Like a good conversation, a space ideally suited for entertaining should encourage free-flowing, organic interaction. Designer Carolyn McCarthy realized early on that her clients’ Coral Gables residence lacked that key element. Partitioned by too many walls, the abode’s gathering areas were siloed. And despite a prime Coral Gables Waterway location, the home didn’t take full advantage of its picturesque setting. On top of all that, the original design was planted firmly in the 1980s.
What began as a small project evolved into a two-year, top-to-bottom renovation for McCarthy, architect Ryan Alderman, general contractor Jordan Gruber and builder Jason Elmer. Having collaborated with the owners previously, the designer knew how important the social spaces would be. “I had spent the past two years prior working on their children’s houses, so I had a good sense of how they entertained,” she says. “Every weekend, they host probably 20 people for dinner.”

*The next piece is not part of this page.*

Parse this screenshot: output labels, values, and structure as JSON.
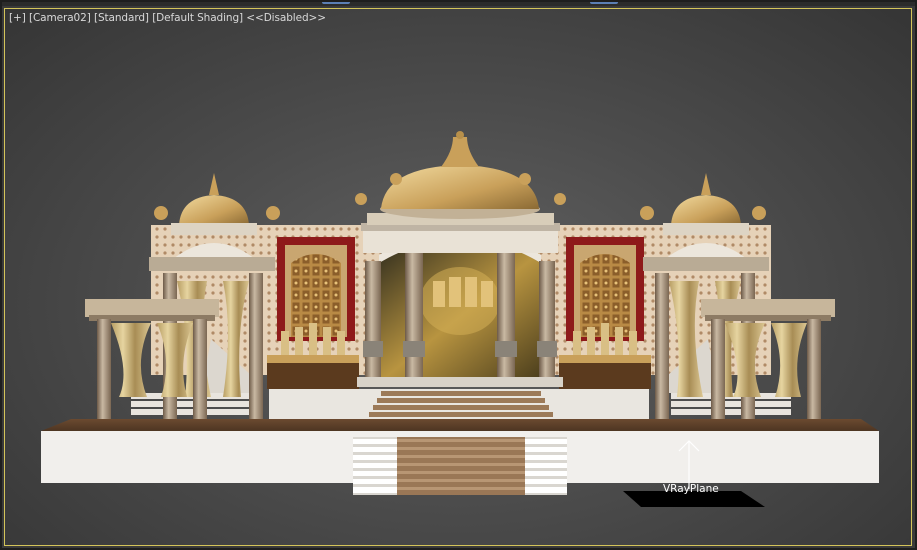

Restructuring the clients’ home to fit their lifestyle meant removing several confining walls and doors as well as liberating obstructed vistas. Gruber and Elmer replaced a dining room wall with glass-enclosed wine storage and substituted the staircase’s thick wood balustrade for stainless steel and glass, facilitating views to the outdoors even from the kitchen. They also knocked down the wall between the family and living areas, creating one expansive space, and removed the latter’s 10-foot-high, 15-foot-long cherry built-in in favor of a fireplace of book-matched marble. “I felt like I needed a strong focal point when you walked in,” McCarthy explains.
Among the most striking aspects of the redesign, the home’s foyer originally featured a sizable dark wood door prefaced by a long porch. Gruber and Elmer brought the entry forward, doubling the dimensions of the foyer, and installed a 12-foot glass pivot front door to capitalize on the natural light. Yet that’s not the greatest expanse of glass they added to the home. The living area’s glass doors span an entire wall’s length, open wide and stack unobtrusively to encourage indoor-outdoor living. Even better? The idyllic waterfront landscape can now be seen from the foyer.
For a family who lives to entertain–and lives in a balmy tropical climate–outdoor space is the holy grail. In the backyard, to enlarge the upper terrace, the team filled in a set of steps that had led to the pool; a barbecue pavilion was added as well. Among the grounds, landscape designer John Farrar complemented the water view with beach creeper, Lignum vitae trees and a grove of Satakentia liukiuensis palms. “We really tried to make sure all the plant material was pretty mature and at a good height so, even from their second-floor windows, the owners had almost fairly immediate privacy,” he says.
In addition to fashioning spaces geared to hosting guests, McCarthy had to take another critical component into account for the redesign: the owners’ ample collection of artworks by Cuban masters. She initially considered hanging the paintings salon-style in the upstairs family room until an art-hanging consultant made a salient point. “He looked at me and asked, ‘Have you ever seen a Monet hanging above a Monet?’ And I said, ‘Point taken,’ ” she laughs. “Because they are different artists and are probably all of equal reputation, we worked on balancing size and scale as well as framing. We reframed only a few pieces, because they were so beautiful on their own.”
Just as imperative was the way each work of art was illuminated. “One of the first things we did with the owners was pinpoint locations for pieces,” Elmer recalls. For certain major walls, he and Gruber installed recessed track lighting with adjustable heads that can be moved and changed depending on the artwork. “A lot of collectors like to cycle through their paintings throughout the years of living in their homes,” Gruber notes.
To ensure the artwork remains the center of attention, McCarthy kept the walls white and decor a quiet palette of cozy grays–no big splashes of color–for a clean, modern look. Yet to prevent the design from being too austere, she incorporated wood–particularly walnut, which appears in places such as the beams lining the living area’s lofty ceiling. “The furnishings were how I really tried to warm it up,” she says. “For example, the living area rug has a lot of soothing tones, and it picked up so nicely on the veining of the marble on the fireplace.” With geometric shapes and neutral hues, the furniture amplifies the renovated architecture as well as the waterfront view.
In the end, McCarthy says, the new open flow and connection to the outdoors are what make the home so inviting. “I really love that modern tropical effect you get when the doors are all open and the breeze is coming through,” she says. “There’s a great romance to it all when you walk in and see the water.”